Abstract: There are a lot of benefits to sharing Understand projects, but if you want to create your own, you can still benefit from the shared knowledge of your team.
To share …
With Understand 6.0+ projects, it’s easy to share. The visible .und folder/bundle contains only shareable settings, making it small enough to track with version control. All local data such as absolute paths or which windows you have opened is stored separately. So, what exactly is shared?
- Project settings: this is everything in the project configuration, such as the languages and files in the project.
- CodeCheck Configurations: this contains which validation checks to run and the options for those checks.
- Architectures: custom groups that can be used for metrics, dependencies, and dependency rules.

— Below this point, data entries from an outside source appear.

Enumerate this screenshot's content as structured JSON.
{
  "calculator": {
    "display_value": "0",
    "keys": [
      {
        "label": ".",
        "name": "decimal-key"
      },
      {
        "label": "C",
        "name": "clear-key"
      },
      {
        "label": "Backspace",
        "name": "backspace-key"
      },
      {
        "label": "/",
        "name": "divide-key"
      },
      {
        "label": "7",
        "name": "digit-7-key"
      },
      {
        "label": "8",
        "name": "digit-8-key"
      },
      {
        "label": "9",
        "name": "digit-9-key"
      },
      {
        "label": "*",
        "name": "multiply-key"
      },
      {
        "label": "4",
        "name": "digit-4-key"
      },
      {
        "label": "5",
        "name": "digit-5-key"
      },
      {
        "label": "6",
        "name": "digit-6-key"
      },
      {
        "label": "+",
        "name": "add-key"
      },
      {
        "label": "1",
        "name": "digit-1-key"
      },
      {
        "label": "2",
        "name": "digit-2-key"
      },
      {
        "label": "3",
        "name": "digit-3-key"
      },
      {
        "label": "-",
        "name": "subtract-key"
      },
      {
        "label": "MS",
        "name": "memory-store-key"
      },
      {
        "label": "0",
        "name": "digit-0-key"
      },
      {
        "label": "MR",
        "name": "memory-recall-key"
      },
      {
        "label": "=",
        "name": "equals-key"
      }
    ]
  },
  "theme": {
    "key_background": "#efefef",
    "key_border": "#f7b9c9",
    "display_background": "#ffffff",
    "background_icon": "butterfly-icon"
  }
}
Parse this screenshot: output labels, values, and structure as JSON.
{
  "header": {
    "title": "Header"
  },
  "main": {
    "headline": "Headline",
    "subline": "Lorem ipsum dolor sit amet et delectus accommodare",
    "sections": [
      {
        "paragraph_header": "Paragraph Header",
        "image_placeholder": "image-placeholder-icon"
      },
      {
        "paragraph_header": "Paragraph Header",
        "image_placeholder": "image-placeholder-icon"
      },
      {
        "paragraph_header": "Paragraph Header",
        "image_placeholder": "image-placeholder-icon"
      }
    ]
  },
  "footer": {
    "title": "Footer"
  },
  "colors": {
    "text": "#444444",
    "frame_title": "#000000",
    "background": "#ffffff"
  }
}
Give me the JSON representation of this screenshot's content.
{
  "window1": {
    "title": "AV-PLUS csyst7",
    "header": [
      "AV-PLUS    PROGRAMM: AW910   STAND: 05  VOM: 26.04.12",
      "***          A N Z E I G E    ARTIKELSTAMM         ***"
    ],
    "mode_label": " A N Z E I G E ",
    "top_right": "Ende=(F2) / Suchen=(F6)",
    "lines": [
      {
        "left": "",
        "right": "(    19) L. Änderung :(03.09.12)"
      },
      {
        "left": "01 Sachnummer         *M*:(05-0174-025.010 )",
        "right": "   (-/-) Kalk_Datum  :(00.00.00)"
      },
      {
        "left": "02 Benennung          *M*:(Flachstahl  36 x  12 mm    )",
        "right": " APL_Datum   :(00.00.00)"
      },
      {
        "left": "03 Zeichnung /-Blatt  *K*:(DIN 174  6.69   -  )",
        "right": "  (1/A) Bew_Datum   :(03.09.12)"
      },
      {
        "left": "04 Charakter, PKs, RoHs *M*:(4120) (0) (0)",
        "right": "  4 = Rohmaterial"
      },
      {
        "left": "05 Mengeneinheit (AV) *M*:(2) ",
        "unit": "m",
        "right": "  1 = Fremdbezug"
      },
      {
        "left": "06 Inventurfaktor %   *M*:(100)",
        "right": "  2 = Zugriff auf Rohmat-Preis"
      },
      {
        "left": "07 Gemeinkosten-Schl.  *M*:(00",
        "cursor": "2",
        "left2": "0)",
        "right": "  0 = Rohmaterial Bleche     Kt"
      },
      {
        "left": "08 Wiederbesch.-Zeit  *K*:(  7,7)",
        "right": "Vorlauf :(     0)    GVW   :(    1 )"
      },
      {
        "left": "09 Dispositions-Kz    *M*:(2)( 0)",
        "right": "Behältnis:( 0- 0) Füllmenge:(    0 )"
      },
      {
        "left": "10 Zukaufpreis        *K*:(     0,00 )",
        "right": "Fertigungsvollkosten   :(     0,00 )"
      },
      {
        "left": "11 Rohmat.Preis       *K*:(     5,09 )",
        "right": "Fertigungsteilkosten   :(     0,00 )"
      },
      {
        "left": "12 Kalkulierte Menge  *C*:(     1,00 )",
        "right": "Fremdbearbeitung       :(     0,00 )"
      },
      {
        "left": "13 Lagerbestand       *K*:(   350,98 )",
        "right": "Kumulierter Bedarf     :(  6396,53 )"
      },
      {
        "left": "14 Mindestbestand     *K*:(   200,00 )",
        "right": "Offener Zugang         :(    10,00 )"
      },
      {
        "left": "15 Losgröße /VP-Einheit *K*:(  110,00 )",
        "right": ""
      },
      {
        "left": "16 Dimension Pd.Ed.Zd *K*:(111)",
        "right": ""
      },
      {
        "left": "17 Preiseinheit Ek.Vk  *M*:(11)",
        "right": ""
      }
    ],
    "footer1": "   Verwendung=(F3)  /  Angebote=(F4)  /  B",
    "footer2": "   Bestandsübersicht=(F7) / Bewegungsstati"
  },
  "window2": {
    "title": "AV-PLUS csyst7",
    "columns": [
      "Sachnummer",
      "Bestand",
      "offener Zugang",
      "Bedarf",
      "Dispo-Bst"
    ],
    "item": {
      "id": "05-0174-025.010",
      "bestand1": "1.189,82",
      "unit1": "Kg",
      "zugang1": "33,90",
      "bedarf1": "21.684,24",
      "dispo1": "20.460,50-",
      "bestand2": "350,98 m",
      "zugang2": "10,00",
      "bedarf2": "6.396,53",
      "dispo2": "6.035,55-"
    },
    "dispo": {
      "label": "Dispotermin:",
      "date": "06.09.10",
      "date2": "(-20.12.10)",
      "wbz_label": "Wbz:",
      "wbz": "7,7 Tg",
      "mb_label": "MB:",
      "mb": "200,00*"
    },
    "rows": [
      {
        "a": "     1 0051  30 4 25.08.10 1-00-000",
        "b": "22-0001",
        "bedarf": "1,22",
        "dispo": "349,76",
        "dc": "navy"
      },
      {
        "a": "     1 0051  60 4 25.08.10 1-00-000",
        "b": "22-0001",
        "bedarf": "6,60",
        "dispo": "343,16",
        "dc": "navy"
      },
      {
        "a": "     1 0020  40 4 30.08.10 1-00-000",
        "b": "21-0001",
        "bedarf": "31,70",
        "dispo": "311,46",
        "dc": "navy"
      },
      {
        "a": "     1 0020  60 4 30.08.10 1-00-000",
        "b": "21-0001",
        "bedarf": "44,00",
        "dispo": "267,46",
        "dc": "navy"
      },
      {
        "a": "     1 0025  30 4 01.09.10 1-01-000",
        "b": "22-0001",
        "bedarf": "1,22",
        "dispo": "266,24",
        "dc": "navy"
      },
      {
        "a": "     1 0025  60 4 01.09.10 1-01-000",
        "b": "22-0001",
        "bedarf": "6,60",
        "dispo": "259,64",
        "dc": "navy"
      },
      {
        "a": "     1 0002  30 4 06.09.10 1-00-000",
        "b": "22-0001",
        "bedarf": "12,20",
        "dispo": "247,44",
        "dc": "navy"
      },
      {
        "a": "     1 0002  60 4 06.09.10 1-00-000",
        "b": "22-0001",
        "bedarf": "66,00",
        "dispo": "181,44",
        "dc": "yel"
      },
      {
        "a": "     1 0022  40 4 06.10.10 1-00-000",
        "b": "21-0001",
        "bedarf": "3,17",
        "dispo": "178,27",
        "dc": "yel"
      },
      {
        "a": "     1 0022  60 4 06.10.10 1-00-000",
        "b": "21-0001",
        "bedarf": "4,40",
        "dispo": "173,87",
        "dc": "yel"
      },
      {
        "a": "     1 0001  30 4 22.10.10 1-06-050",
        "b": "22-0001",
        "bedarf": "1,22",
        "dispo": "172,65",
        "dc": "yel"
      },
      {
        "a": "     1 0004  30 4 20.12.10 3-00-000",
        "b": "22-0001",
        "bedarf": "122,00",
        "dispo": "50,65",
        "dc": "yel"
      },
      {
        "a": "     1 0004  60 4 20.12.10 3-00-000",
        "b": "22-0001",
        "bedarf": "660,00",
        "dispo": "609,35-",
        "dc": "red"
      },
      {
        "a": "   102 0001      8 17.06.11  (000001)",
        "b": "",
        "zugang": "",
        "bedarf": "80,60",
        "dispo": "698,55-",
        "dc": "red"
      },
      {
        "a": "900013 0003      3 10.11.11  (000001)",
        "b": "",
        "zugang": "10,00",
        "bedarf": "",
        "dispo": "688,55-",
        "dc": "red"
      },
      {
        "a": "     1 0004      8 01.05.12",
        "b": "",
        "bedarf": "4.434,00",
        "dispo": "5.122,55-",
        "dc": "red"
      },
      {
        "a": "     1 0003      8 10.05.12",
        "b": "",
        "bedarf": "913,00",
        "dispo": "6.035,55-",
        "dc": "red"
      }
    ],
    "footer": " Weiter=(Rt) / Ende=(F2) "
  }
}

- Annotations: this lets you share comments with teammates even when you can’t edit the source code.
Creating an accurate project, customizing your CodeCheck configuration, or building an architecture can all be time-consuming tasks. Sharing lets multiple team members benefit from one person’s effort and it’s a great way to keep a team on the same page. Just create the Understand project in your source tree and check it into version control, and your coworkers can benefit from your work.
Or not to share
With all these benefits, of course, we have a shared Understand project for our Understand source code. But the truth is several engineers, including me, don’t use it. What possible reason could there be for that?
One reason is we’ve had our own projects for a while, before sharing projects even became a thing. Why switch when the current system is working? But, the bigger reason is more interesting. We don’t want to share project settings.
Understand source code includes several libraries. Since we aren’t actively editing those libraries, excluding them from the analysis can drastically reduce analysis time while still resulting in a useful project. In fact, the shared project does exclude library code and automatically generated files for that reason.
However, depending on the area you’re working on, you may care about additional files even at the cost of increased analysis time. So, an engineer working on the c++ strict parser may include large libraries that only that parser uses. Personally, I sometimes include web files (when I’m unlucky enough to have issues in that area) or java files (when I’m working on the Java API).
In short, I use my own project because I can add and remove whatever I want from the project definition regardless of what the engineers are looking at.
And how to pretend you’re sharing when you’re not
Even though I don’t want the shared project settings, I do want the shared CodeCheck configurations. This article describes how our team coding standard is set up. I’d rather find and fix my violations before receiving an email about them. To do that, I need to run the shared configuration locally.
The simplest method is copying the shared configuration from shared.und/codecheck/configs/ to mine.und/codecheck/configs/. Personally, though, I symbolically linked mine.und/codecheck to shared.und/codecheck so all configurations will stay up to date.
Architectures and Annotations are also stored in the .und folder, and can be shared with other projects in the same way.